**DATA**
★ ★ ★

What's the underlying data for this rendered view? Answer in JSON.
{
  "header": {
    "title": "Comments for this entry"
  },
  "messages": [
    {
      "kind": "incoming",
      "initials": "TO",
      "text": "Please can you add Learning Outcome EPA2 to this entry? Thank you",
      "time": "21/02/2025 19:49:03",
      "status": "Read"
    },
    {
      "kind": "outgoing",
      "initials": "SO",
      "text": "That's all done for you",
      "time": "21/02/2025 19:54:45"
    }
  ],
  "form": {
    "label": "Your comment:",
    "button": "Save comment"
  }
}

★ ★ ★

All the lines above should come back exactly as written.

**TASK RESULT**
What's the underlying data for this rendered view? Answer in JSON.
{
  "header": {
    "title": "Comments for this entry"
  },
  "messages": [
    {
      "kind": "incoming",
      "initials": "TO",
      "text": "Please can you add Learning Outcome EPA2 to this entry? Thank you",
      "time": "21/02/2025 19:49:03",
      "status": "Read"
    },
    {
      "kind": "outgoing",
      "initials": "SO",
      "text": "That's all done for you",
      "time": "21/02/2025 19:54:45"
    }
  ],
  "form": {
    "label": "Your comment:",
    "button": "Save comment"
  }
}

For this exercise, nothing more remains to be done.